Consequently, OCR allows school districts broad discretion concerning how to ensure equal education opportunity for LEP students. OCR does not prescribe a specific intervention strategy or type of program that a school district must adopt to serve LEP students, nor does OCR require school districts to teach students in their primary language. Educational approaches that are recognized as sound by some experts in the field may reasonably be expected to ensure the effective participation of LEP students in the total education program.
The following procedures should be used by school districts to ensure that their programs are serving LEP students effectively. Districts should:
identify students who need assistance; develop a program which, in the view of experts in the field, has a reasonable chance for success; ensure that necessary staff, curricular materials, and facilities are in place and used properly; develop appropriate evaluation standards, including program exit criteria, for measuring the progress of students; and assess the success of the program and modify it where needed.
In considering whether there is a need for the district to provide a special language service outside of the regular program and whether the alternative program is likely to be effective, OCR examines some important issues listed below.
Whether a district has identified all LEP students who need special language assistance
A school district must be able to account for all of its LEP students. A small district may be able to do this informally. A large district, or one with a great number of students whose first language or home language is not English, must have a formal system for objectively identifying students whose limited proficiency in speaking, reading, writing, or understanding English denies them the opportunity to meaningfully participate in the regular education environment.

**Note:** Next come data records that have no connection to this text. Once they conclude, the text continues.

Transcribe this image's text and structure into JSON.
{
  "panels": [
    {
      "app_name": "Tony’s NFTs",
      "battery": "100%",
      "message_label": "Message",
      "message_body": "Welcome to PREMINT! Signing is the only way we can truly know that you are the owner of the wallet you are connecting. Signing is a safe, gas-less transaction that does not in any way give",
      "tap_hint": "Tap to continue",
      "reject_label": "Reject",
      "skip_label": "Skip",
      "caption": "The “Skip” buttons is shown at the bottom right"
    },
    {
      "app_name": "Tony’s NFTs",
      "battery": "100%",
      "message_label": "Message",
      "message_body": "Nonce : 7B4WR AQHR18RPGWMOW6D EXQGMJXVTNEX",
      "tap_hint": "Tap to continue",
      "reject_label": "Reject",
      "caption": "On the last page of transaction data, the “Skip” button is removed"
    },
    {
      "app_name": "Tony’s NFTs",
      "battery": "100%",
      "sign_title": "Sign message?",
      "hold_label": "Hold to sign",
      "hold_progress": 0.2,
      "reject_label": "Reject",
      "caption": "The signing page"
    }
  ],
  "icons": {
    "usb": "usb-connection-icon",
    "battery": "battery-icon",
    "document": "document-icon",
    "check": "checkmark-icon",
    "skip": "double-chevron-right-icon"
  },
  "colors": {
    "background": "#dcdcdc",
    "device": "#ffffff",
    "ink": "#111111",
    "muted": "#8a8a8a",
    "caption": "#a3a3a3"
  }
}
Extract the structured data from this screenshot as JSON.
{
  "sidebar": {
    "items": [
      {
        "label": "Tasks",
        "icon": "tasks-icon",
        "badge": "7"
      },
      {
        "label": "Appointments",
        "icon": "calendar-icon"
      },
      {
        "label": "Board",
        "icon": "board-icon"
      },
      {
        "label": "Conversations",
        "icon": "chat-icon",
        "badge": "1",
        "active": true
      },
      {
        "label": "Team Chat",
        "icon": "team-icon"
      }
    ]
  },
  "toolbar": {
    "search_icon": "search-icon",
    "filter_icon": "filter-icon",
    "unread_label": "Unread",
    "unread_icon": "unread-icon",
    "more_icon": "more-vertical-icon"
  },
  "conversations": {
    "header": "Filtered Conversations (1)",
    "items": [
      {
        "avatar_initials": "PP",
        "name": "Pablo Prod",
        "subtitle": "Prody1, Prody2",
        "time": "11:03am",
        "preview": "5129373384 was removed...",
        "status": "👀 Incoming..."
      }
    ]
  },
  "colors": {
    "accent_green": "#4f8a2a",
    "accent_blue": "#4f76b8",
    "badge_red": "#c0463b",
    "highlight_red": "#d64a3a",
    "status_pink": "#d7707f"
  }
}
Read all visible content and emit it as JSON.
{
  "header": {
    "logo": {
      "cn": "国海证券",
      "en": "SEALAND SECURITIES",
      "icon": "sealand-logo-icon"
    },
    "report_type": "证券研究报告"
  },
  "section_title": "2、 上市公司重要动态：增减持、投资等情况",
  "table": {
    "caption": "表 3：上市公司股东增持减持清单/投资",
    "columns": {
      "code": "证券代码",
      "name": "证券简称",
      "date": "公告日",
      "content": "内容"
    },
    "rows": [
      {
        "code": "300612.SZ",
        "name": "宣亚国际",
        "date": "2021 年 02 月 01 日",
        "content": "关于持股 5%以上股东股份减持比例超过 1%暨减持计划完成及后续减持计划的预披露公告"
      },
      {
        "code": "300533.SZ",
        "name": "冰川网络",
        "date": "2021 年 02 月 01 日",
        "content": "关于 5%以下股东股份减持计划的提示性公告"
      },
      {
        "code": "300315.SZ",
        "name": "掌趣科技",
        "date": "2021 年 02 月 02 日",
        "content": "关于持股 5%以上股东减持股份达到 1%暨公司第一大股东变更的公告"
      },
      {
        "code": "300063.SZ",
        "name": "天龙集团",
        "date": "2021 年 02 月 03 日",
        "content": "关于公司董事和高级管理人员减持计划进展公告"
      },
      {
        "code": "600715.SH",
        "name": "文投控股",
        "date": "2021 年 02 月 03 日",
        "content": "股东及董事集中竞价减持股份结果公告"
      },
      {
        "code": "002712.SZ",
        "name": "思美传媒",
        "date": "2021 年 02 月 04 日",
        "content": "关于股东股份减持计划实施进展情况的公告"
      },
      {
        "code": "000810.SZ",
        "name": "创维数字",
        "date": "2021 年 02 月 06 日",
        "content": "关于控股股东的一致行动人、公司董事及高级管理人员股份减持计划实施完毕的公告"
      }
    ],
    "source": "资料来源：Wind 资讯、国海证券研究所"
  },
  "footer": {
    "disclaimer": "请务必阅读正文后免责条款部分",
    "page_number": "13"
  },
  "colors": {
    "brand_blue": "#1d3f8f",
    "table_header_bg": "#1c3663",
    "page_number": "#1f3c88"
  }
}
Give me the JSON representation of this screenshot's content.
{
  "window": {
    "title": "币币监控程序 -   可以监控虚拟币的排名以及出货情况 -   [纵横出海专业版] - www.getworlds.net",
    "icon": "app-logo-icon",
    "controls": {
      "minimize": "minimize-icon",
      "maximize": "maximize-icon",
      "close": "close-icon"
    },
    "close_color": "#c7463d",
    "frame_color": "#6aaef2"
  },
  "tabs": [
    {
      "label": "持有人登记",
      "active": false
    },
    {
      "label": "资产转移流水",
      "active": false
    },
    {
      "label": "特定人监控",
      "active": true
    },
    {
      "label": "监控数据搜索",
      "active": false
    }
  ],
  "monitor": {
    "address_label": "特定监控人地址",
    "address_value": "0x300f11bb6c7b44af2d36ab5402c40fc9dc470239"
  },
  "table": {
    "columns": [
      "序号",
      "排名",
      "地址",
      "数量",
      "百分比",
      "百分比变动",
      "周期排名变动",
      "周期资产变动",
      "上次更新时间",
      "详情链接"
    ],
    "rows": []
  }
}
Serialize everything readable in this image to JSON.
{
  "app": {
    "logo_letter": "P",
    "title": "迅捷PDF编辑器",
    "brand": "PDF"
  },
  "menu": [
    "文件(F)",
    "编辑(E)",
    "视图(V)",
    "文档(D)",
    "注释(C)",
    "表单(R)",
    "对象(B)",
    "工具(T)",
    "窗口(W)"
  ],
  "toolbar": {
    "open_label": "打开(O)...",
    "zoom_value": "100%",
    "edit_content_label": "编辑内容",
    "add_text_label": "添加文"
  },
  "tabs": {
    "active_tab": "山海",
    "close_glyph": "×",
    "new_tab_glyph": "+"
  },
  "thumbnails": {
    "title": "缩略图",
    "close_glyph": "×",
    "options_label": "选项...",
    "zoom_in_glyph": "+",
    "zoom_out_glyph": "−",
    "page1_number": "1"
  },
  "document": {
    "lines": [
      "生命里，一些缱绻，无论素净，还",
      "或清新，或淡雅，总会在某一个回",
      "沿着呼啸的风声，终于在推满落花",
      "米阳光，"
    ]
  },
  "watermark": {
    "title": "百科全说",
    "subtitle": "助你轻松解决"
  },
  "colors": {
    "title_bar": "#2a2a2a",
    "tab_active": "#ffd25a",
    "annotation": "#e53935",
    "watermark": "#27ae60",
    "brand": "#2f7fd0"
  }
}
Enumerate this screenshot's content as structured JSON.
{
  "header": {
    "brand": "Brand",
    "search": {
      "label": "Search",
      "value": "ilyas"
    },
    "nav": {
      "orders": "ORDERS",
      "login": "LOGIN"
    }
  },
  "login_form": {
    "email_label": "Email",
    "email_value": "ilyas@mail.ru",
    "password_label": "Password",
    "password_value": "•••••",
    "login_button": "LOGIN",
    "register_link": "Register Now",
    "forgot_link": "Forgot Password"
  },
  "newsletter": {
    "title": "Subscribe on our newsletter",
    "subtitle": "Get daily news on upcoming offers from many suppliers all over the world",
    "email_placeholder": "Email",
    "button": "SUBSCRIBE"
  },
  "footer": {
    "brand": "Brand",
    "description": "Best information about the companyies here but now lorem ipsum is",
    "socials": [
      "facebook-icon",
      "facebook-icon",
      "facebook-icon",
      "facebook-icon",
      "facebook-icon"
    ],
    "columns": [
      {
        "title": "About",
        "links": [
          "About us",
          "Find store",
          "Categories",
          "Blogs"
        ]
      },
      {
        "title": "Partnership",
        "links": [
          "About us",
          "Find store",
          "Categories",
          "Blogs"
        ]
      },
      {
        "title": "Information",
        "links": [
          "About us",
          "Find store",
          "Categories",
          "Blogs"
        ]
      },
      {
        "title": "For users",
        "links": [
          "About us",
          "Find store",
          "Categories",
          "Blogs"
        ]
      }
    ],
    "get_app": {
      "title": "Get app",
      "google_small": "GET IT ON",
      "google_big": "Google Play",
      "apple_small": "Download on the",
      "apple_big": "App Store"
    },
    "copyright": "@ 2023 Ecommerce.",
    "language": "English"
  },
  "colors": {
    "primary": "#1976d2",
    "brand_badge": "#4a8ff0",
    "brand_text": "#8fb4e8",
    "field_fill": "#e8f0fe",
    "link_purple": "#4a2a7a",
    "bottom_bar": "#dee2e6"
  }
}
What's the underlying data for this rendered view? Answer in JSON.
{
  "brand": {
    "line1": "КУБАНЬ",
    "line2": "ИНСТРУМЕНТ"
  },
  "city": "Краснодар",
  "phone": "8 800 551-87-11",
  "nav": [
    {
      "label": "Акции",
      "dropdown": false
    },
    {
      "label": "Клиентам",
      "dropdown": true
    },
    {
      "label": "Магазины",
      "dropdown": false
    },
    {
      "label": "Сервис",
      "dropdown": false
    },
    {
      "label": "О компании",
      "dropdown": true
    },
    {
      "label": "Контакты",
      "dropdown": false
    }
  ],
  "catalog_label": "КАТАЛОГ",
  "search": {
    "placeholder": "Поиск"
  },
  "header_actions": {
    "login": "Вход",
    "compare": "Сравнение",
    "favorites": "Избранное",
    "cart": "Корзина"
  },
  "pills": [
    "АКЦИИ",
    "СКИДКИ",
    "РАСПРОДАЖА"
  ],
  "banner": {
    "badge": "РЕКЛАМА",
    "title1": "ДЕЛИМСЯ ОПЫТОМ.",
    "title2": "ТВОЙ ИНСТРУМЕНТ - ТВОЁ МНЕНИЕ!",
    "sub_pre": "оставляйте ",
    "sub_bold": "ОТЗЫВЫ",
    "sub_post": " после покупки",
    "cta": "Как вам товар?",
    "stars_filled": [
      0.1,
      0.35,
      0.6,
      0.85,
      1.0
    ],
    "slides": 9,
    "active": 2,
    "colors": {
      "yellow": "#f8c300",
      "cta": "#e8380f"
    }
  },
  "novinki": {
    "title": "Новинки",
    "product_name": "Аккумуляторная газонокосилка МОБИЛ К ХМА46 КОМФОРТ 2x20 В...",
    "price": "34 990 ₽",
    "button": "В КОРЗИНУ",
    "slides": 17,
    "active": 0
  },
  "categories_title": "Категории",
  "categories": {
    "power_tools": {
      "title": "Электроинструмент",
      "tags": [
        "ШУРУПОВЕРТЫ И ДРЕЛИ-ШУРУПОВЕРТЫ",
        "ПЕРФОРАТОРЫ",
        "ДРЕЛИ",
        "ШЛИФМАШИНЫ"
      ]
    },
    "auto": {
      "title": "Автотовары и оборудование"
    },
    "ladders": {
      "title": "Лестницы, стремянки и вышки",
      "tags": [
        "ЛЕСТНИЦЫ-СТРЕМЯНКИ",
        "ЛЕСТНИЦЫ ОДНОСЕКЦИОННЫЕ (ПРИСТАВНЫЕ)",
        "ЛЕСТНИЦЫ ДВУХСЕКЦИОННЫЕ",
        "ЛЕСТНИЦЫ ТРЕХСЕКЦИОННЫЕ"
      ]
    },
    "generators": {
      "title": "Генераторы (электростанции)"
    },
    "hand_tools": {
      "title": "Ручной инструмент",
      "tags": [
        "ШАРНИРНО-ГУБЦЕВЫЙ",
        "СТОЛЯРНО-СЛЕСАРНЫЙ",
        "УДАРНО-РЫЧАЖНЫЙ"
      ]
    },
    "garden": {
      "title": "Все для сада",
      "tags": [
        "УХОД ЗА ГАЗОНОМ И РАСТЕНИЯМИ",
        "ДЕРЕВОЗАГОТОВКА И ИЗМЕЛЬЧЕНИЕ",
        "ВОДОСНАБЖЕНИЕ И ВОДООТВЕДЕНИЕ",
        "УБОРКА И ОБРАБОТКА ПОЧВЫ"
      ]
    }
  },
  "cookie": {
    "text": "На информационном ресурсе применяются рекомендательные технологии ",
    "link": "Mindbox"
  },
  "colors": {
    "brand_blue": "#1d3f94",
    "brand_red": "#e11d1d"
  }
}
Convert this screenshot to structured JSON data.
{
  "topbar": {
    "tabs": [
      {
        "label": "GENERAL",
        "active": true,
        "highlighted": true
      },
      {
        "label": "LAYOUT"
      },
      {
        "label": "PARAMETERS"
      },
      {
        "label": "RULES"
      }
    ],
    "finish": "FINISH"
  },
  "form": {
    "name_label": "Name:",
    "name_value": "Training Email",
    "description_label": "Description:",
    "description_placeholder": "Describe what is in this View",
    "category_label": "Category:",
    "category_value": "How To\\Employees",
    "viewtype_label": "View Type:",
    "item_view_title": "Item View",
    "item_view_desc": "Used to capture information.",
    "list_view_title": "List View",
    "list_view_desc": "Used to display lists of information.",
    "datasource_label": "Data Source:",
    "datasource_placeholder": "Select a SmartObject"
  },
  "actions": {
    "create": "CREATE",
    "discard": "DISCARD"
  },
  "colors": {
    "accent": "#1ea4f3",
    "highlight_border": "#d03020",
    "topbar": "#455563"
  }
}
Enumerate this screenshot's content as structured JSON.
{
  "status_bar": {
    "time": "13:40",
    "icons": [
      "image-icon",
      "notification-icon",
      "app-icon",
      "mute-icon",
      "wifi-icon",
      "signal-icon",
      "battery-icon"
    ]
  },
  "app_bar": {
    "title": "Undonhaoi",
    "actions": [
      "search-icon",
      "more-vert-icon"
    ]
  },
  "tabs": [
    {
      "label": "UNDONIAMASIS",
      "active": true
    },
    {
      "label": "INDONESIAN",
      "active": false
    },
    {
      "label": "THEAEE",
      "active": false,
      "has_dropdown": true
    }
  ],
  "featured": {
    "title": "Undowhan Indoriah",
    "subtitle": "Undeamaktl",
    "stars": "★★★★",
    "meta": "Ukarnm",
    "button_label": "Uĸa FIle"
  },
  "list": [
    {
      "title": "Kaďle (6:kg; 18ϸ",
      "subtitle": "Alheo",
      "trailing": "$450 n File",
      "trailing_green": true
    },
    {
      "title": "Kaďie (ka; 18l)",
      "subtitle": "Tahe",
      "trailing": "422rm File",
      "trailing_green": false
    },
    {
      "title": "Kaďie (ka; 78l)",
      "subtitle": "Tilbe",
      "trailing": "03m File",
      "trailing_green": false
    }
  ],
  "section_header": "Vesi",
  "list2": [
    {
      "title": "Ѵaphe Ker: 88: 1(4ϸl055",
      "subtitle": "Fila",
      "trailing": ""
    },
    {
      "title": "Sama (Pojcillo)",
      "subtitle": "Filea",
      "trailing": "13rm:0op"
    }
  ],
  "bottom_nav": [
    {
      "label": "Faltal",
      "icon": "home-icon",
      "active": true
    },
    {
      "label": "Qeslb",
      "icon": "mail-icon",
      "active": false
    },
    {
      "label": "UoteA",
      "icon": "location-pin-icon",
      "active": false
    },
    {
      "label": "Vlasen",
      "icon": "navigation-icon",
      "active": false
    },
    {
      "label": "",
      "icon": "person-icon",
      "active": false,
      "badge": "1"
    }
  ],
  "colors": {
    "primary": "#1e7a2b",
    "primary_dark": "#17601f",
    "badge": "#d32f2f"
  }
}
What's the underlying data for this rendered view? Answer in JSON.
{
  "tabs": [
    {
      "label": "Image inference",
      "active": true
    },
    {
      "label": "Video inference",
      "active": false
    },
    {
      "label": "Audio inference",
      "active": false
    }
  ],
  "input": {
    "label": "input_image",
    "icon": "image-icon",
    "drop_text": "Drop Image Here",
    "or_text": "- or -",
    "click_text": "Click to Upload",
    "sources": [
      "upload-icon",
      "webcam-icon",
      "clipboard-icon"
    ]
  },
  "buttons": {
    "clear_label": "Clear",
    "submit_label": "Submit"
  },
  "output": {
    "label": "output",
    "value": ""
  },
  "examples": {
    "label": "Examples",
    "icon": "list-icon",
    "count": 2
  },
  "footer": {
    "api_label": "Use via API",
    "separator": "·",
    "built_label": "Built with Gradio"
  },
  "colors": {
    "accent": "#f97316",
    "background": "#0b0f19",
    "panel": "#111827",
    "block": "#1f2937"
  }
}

Whether a district can ensure the placement of LEP students in appropriate programs
Once a school district has identified students who need assistance, it must determine what types of assistance are warranted.
Whether all LEP students who need a special language assistance program are being provided such a program
A school district must ensure that all LEP students receive English-language development services.
Whether a district has taken steps to modify a program for LEP students when that program is not working
If the district's alternative language services program is not successful after a reasonable time period, the district must take steps to determine the cause of the program's failure and modify it accordingly.
Whether a district ensures that LEP students are not misidentified as students with disabilities because of their inability to speak and understand English
If national-origin minority students are not proficient in speaking, reading, writing, or understanding English, testing them in English may not demonstrate their ability or achievement skills. Steps must be taken so that LEP students are not assigned to special education classes because of their lack of English language proficiency, rather than because they have a disability.
Whether a school district ensures that parents who are not proficient in English are provided with appropriate and sufficient information about all school activities
School districts have a responsibility to adequately notify national-origin minority parents of school activities that are called to the attention of other parents. Notification must be sufficient so that parents can make well-informed decisions about the participation of their children in a district's programs and services. Districts may be required to provide notification in the parents' home language.
FOR ADDITIONAL INFORMATION
Anyone wishing additional information regarding the provision of equal education opportunity to LEP students may contact the OCR enforcement office serving his or her state or territory.